  • I think internet speed has a much larger impact than most of us would like to consider. Especially in games like WoW with 9 million subscribers. Could they just say “screw everyone with dial-up?” Sure they could, but i think that’s defeating their purpose, and i think a lot of other companies feel the same way.

  • You nailed it perfectly Inhibitor. I really like the analogies you use and hope you forgive me if I use them in the future! 😀 Btw, you have a phenomenal blog – looks like I get to add another stop in my daily web surfing.

    I appreciate the comments all. 🙂

  • I must, respectfully, disagree with Inhibitor on this one. Although, i think there is some underlying truth to what he’s saying. I can’t, however, accept his analogy correlating a real world work environment to an mmo’s player base for two reasons: 1) People who are flipping burgers and stocking shelves may not actually want to be flipping burgers and stocking shelves. They may not have a choice or are stuck in situations that are outside of their control. Saying they may have a “lower accomplishment threshold” is borderline offensive to be honest. 2) In the real world we’re not all forced to stock shelves and flip burgers just because a majority of people are.

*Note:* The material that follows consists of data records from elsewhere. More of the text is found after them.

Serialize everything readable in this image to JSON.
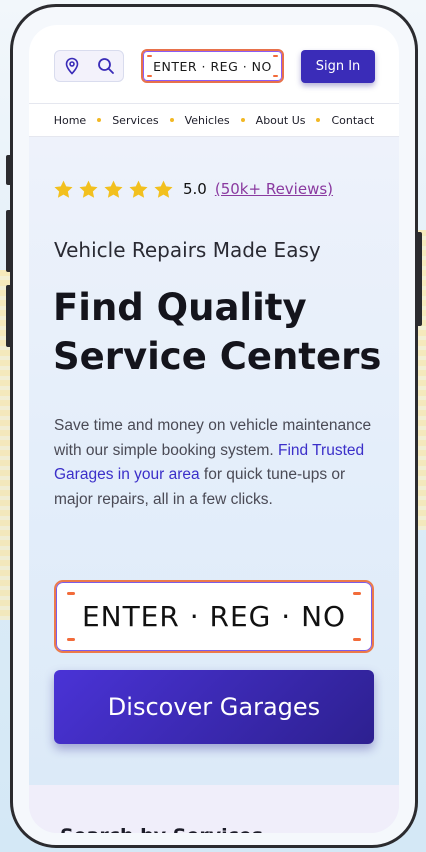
{
  "header": {
    "plate_text": "ENTER · REG · NO",
    "signin_label": "Sign In",
    "icons": [
      "location-pin-icon",
      "search-icon"
    ]
  },
  "nav": {
    "items": [
      "Home",
      "Services",
      "Vehicles",
      "About Us",
      "Contact"
    ]
  },
  "hero": {
    "rating_score": "5.0",
    "rating_reviews": "(50k+ Reviews)",
    "stars": 5,
    "eyebrow": "Vehicle Repairs Made Easy",
    "headline_line1": "Find Quality",
    "headline_line2": "Service Centers",
    "desc_before": "Save time and money on vehicle maintenance with our simple booking system. ",
    "desc_link": "Find Trusted Garages in your area",
    "desc_after": " for quick tune-ups or major repairs, all in a few clicks.",
    "plate_text": "ENTER · REG · NO",
    "cta_label": "Discover Garages"
  },
  "next_section": {
    "title": "Search by Services"
  },
  "colors": {
    "primary": "#3a2cb8",
    "plate_border": "#ec7a4a",
    "star": "#f2c01e",
    "link": "#3b2fc9",
    "reviews_link": "#8a3aa0"
  }
}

In an MMO, however, we are all forced to share the same experience regardless of skill level, knowledge, opportunity and personality.

    I do agree, though, that this is all happening in the natural process of the genre’s maturation. Company’s usually have two main objectives when making a game. The first being to “make the best game we can make” and the second being to cater to their customers as best they can. When you only have 10 customers it’s a lot easier to give them precisely what they want. When you have 9 million, on the other hand, it’s a totally different matter. Again, i truly believe that as the level of opportunity, knowledge and experience rises throughout the “mainstream” player base and as technology becomes faster, cheaper and more accessible companies will raise the bar and games can only get better and better. In other “glass half full” news — Bethesda, Bioware and Blizzard are all said to have more MMO’s in the works. This can only be good news for players. Bethesda and Bioware have built their reputations on shaking up the RPG genre every time it is becoming cookie-cutter and the only reason Blizzard has for making a new MMO is to reinvent themselves. God knows they have the money and resources to do it…

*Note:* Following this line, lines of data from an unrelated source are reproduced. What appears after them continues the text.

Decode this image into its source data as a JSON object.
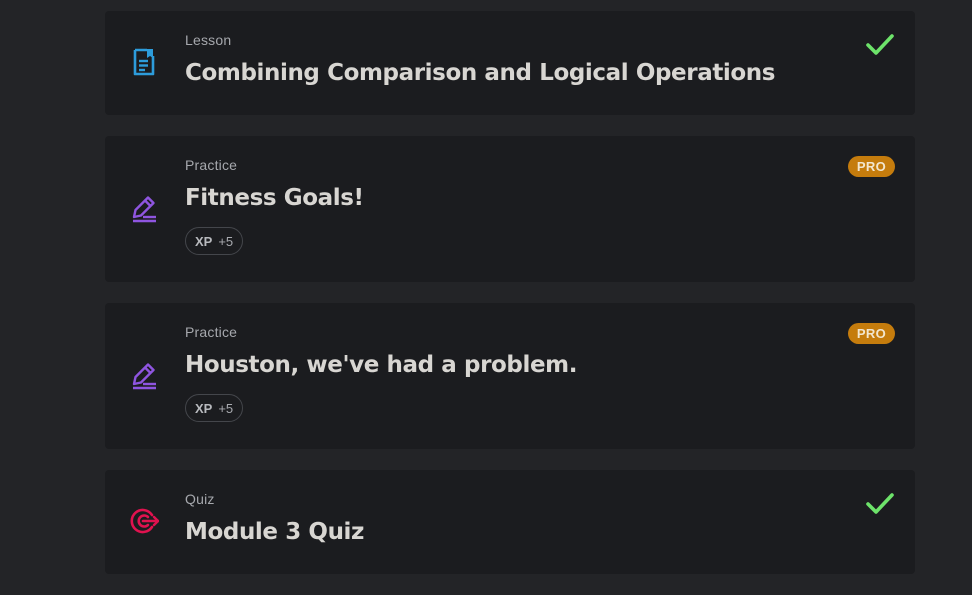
{
  "items": [
    {
      "type": "Lesson",
      "title": "Combining Comparison and Logical Operations",
      "icon": "lesson-document-icon",
      "status": "completed"
    },
    {
      "type": "Practice",
      "title": "Fitness Goals!",
      "icon": "practice-pencil-icon",
      "badge": "PRO",
      "xp_label": "XP",
      "xp_value": "+5"
    },
    {
      "type": "Practice",
      "title": "Houston, we've had a problem.",
      "icon": "practice-pencil-icon",
      "badge": "PRO",
      "xp_label": "XP",
      "xp_value": "+5"
    },
    {
      "type": "Quiz",
      "title": "Module 3 Quiz",
      "icon": "quiz-target-icon",
      "status": "completed"
    }
  ],
  "colors": {
    "page_bg": "#232427",
    "card_bg": "#1b1c1f",
    "lesson_icon": "#2d9cdb",
    "practice_icon": "#8f55e0",
    "quiz_icon": "#e0124f",
    "check": "#6de36a",
    "pro_badge": "#c57c0d"
  }
}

  • […] I’ve also been rambling on about achievement and accomplishment in MMORPGs. Those are byproducts of dynamic and ‘involved’ experiences where you’re more than a character in the world standing next to a mob and mashing 1-3 on your hotbars over and over. I applaud Garriott for daring to be different with his combat system. In my opinion he knows the direction that the MMORPG industry needs to grow and he tried to be the catalyst. Doing so alone I think his attempt is a failure to revolutionize the industry, but it’s a start and that’s darn good enough. “What I feel is most needed in the MMO gaming industry with regard to combat is innovation that makes combat more engaging and less like inventory management for the player. I believe it is possible to make an MMO combat system that provides engagement with the 3D world and encourages using tactical strategy against your opponent’s actions.” – Richard Garriott […]

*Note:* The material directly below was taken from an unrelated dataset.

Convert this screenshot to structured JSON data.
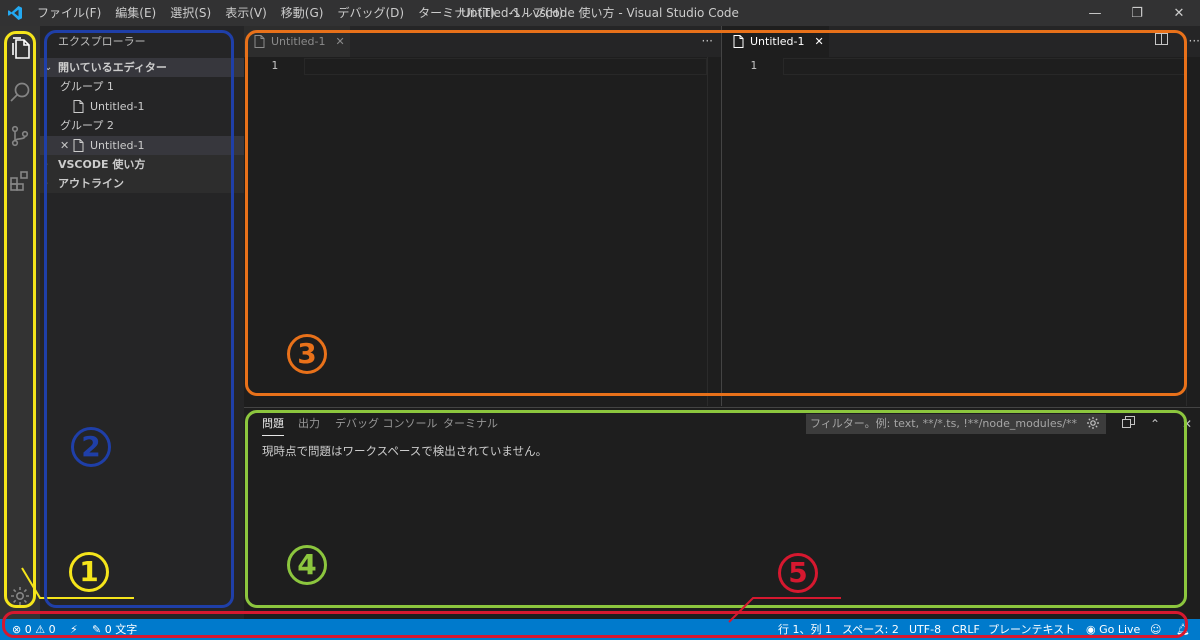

  • […] I’ve also been rambling on about achievement and accomplishment in MMORPGs. Those are byproducts of dynamic and ‘involved’ experiences where you’re more than a character in the world standing next to a mob and mashing 1-3 on your hotbars over and over. I applaud Garriott for daring to be different with his combat system. In my opinion he knows the direction that the MMORPG industry needs to grow and he tried to be the catalyst. Doing so alone I think his attempt is a failure to revolutionize the industry, but it’s a start and that’s darn good enough. “What I feel is most needed in the MMO gaming industry with regard to combat is innovation that makes combat more engaging and less like inventory management for the player. I believe it is possible to make an MMO combat system that provides engagement with the 3D world and encourages using tactical strategy against your opponent’s actions.” – Richard Garriott […]